What the analysts said:Samuel Tombs, chief UK economist at Pantheon Macroeconomics, said that fiscal policy will still subdue the economy recovery:
The chancellor broadly kept to the aggregate consolidation plans set out in the July Budget, ensuring that fiscal policy will be a major drag on the U.K’s economic recovery next year. He expects to borrow £4B more this year and £7B extra in 2016/17 than he intended in July, but this largely reflects the overshoot seen in the first seven months of this year, rather than backtracking on his planned spending cuts. Meanwhile, a lower forecast for debt interest payments, as a result of the decline in gilt yields, means that the Office for Budget Responsibility—OBR—thinks he will still meet his self-imposed fiscal rule which requires a surplus in 2019/20 by a £10B margin. We still think borrowing will continue to overshoot the OBR’s projections, eventually forcing the chancellor to either raise taxes or break his fiscal rule.

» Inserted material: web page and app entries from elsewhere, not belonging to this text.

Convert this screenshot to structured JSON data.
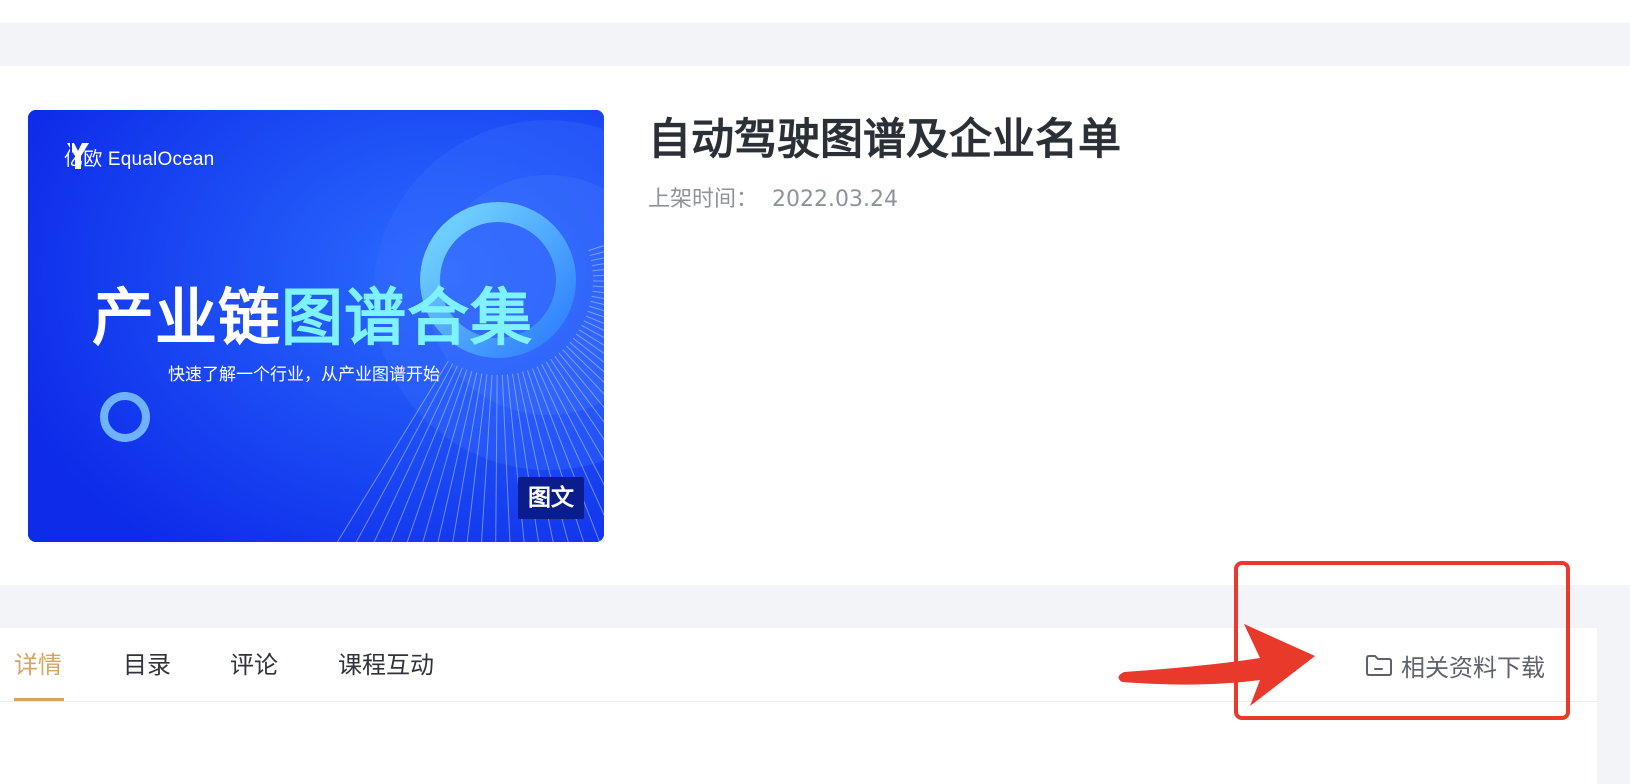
{
  "course": {
    "title": "自动驾驶图谱及企业名单",
    "listed_label": "上架时间：",
    "listed_date": "2022.03.24"
  },
  "cover": {
    "brand_name": "亿欧 EqualOcean",
    "title_plain": "产业链",
    "title_highlight": "图谱合集",
    "subtitle": "快速了解一个行业，从产业图谱开始",
    "badge": "图文",
    "colors": {
      "background": "#0f2ef0",
      "highlight": "#7ff2ff"
    }
  },
  "tabs": {
    "items": [
      {
        "label": "详情",
        "active": true
      },
      {
        "label": "目录",
        "active": false
      },
      {
        "label": "评论",
        "active": false
      },
      {
        "label": "课程互动",
        "active": false
      }
    ],
    "download_label": "相关资料下载",
    "download_icon": "folder-icon"
  },
  "colors": {
    "accent": "#d7a55e",
    "annotation": "#e8392b",
    "page_band": "#f3f4f8"
  }
}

Michael Wistow, head of tax at Berwin Leighton Paisner, wasn't impressed by the three per cent additional stamp duty on buy-to-let properties:
To solve the housing crisis, the UK needs more houses to buy and more houses to rent. Increasing stamp duty on certain classes of investors in buy-to-let is distortive and appears counter intuitive and will only restrict supply.Sterling initially crept higher but Tim Focas, director of financial services at city think tank Colloquium, said that this isn't likely to last:

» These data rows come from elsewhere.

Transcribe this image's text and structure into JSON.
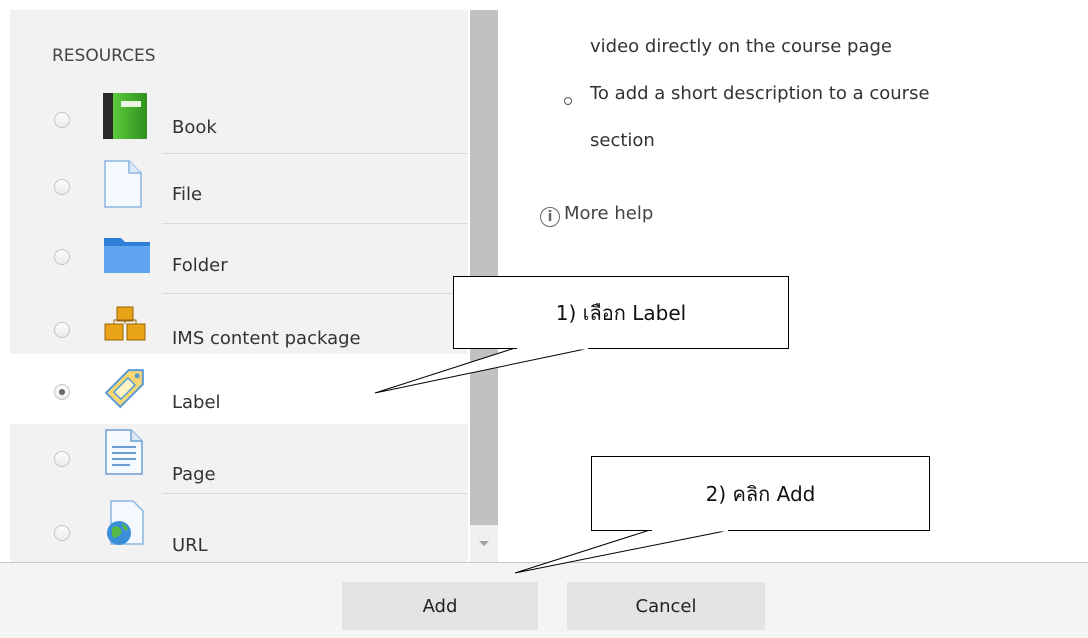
{
  "sidebar": {
    "section_title": "RESOURCES",
    "items": [
      {
        "label": "Book",
        "icon": "book-icon",
        "selected": false
      },
      {
        "label": "File",
        "icon": "file-icon",
        "selected": false
      },
      {
        "label": "Folder",
        "icon": "folder-icon",
        "selected": false
      },
      {
        "label": "IMS content package",
        "icon": "package-icon",
        "selected": false
      },
      {
        "label": "Label",
        "icon": "label-icon",
        "selected": true
      },
      {
        "label": "Page",
        "icon": "page-icon",
        "selected": false
      },
      {
        "label": "URL",
        "icon": "url-icon",
        "selected": false
      }
    ]
  },
  "help": {
    "line1": "video directly on the course page",
    "bullet_line1": "To add a short description to a course",
    "bullet_line2": "section",
    "more_help": "More help"
  },
  "footer": {
    "add_label": "Add",
    "cancel_label": "Cancel"
  },
  "annotations": {
    "callout1": "1) เลือก Label",
    "callout2": "2) คลิก Add"
  },
  "colors": {
    "sidebar_bg": "#f2f2f2",
    "selected_row_bg": "#ffffff",
    "button_bg": "#e3e3e3",
    "scroll_thumb": "#c1c1c1"
  }
}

This statement will not sit well with the currency markets and will have a negative an impact in the long term strength of sterling – as these deeper cuts on public spending are likely to mean that the pound will take a hit. Current markets will now be anxiously waiting for a second estimate of third quarter UK GDP growth on Friday. The data is expected to remain steady at around two per cent on a year-on-year basis.Ian McLelland, analyst at Edison Investment Research, criticised the government for abandoning the UK’s oil and gas industry which is struggling amid low oil prices:
Today’s statement offers no material support to combat the pain of sustained low oil prices or arrest the plummeting levels of investment we expect to see across the industry. Costs need to fall, investment encouraged and more cooperation is needed, but we fear that without short-term fiscal support the government is closing the door early on much of the UKs remaining offshore reserves, possibly never to be opened again.
What business said:Greg Hill, strategy and change management director at Hill, said that today's concessions to homebuyers shouldn't divert attention from the need to build more houses:
It still remains that a crucial issue over the coming years will be whether the UK housing industry is structurally able to supply the volume of homes needed to meet government targets. Planning reform, as well as greater investment in skills and training for careers in construction, are essential if the industry is to deliver the extra homes in the timeframes that Britain needs.Mark Hayward, managing director of the National Association of Estate Agents, said that the government's help to buy scheme for London doesn't go far enough:
The introduction of the London Help to Buy initiative is a step in the right direction for FTBs, although a five per cent deposit on the average price of a home in London is still not affordable enough.
What the think tanks said:John Longworth, BCC Director General, said that Osborne's Autumn Statement is something that most businesses can get behind.
We are delighted that the Chancellor has used this opportunity to listen to business on infrastructure, particularly on repairing our broken road network. This will help move people and goods more efficiently across the country, which will help businesses to grow Increasing investment in science and technology is a boon to our dynamic businesses, especially in our thriving tech sector, so that they have room to grow. However it is important that the move to replace grants with loans from Innovate UK does not reduce our dynamism in the global economy. Businesses must continue to feel empowered to evolve and expand, otherwise we risk being also-rans in the global race.